Exercise requirements -> Return, from the lines below, each one that includes the word "meta".

==== Records ====

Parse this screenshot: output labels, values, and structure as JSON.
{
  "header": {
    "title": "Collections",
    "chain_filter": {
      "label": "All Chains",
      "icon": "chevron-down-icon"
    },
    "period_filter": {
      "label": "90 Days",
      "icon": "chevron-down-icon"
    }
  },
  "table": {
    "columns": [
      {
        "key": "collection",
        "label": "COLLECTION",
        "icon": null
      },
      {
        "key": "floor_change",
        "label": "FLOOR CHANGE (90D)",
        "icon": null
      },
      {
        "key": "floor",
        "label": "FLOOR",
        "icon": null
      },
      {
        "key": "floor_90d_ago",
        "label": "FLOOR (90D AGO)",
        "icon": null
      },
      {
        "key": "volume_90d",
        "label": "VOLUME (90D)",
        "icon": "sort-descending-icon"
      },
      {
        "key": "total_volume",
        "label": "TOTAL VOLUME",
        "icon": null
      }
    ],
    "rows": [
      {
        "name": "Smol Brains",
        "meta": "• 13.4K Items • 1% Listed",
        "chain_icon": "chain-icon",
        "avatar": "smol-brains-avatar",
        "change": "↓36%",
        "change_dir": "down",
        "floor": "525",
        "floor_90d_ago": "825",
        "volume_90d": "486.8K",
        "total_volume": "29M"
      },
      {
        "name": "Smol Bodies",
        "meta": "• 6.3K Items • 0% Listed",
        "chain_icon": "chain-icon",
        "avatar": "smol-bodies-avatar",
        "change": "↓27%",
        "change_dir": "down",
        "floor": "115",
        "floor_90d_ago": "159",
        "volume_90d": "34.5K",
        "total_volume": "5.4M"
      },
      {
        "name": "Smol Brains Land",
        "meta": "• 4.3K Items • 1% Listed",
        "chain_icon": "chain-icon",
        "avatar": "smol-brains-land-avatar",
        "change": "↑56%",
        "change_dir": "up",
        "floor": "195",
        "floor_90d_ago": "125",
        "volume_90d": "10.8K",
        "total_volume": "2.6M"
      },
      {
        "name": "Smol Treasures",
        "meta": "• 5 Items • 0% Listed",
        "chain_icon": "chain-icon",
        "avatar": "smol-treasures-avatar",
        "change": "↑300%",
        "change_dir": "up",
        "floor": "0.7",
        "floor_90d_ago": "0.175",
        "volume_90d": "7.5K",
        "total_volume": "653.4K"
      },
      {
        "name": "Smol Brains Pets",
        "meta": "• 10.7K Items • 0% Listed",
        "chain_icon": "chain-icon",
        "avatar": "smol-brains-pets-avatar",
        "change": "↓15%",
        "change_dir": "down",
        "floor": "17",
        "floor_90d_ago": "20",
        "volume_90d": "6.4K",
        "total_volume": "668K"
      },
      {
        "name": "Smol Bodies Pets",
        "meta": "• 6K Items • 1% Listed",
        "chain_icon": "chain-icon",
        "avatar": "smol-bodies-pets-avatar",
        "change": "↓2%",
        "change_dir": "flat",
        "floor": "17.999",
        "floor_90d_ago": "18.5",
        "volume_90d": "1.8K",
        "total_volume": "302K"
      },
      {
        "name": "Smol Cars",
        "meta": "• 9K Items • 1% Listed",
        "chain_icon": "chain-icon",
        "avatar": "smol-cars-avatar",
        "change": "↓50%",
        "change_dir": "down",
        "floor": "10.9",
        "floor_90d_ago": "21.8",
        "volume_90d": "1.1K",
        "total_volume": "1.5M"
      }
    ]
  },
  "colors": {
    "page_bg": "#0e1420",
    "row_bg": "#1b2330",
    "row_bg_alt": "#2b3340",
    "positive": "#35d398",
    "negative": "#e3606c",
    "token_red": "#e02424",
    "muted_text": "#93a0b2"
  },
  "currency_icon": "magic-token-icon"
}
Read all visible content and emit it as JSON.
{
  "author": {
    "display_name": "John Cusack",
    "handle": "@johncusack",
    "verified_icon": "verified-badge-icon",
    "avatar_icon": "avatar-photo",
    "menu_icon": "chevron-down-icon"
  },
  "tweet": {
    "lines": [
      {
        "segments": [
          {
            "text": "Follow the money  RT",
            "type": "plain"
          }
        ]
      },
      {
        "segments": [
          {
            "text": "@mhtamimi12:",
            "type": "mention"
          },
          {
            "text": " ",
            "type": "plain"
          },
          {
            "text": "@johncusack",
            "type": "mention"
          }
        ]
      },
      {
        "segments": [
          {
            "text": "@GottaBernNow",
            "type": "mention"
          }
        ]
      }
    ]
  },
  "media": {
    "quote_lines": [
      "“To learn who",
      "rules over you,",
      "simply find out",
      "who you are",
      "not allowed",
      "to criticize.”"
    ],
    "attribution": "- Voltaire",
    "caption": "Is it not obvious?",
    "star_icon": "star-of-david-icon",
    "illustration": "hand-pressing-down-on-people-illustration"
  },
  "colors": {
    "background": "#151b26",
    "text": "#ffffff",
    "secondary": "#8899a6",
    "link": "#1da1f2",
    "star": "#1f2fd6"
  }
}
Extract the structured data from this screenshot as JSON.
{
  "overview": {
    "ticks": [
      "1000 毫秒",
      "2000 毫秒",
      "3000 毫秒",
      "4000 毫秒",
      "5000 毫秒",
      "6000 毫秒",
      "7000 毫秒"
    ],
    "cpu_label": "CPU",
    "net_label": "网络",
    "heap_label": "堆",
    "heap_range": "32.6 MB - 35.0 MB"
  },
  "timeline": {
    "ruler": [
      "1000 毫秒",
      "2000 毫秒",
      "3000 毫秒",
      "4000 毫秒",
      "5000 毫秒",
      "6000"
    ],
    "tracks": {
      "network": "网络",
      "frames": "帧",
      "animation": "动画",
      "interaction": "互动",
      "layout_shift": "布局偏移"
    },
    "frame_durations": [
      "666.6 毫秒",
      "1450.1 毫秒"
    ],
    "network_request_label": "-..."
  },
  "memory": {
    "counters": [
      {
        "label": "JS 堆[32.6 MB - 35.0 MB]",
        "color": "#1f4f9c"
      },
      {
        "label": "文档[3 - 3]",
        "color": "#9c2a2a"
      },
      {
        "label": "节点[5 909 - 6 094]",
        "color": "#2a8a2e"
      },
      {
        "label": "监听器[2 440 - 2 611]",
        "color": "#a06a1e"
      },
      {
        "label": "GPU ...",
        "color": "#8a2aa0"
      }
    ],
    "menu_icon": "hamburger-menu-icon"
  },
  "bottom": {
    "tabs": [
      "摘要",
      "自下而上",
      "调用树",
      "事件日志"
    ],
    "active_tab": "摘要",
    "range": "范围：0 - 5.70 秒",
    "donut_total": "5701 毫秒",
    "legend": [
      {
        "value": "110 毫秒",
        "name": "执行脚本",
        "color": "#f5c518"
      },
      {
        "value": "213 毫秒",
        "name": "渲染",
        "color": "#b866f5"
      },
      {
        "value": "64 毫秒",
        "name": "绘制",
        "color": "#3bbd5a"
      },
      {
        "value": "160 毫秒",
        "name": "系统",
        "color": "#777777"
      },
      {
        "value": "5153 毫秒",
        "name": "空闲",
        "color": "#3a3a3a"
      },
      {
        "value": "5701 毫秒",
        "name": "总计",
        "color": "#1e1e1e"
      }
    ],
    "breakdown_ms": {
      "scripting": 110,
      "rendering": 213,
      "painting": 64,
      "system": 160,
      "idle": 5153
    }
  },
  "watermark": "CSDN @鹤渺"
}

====

Solution to the problem ->
        "meta": "• 13.4K Items • 1% Listed",
        "meta": "• 6.3K Items • 0% Listed",
        "meta": "• 4.3K Items • 1% Listed",
        "meta": "• 5 Items • 0% Listed",
        "meta": "• 10.7K Items • 0% Listed",
        "meta": "• 6K Items • 1% Listed",
        "meta": "• 9K Items • 1% Listed",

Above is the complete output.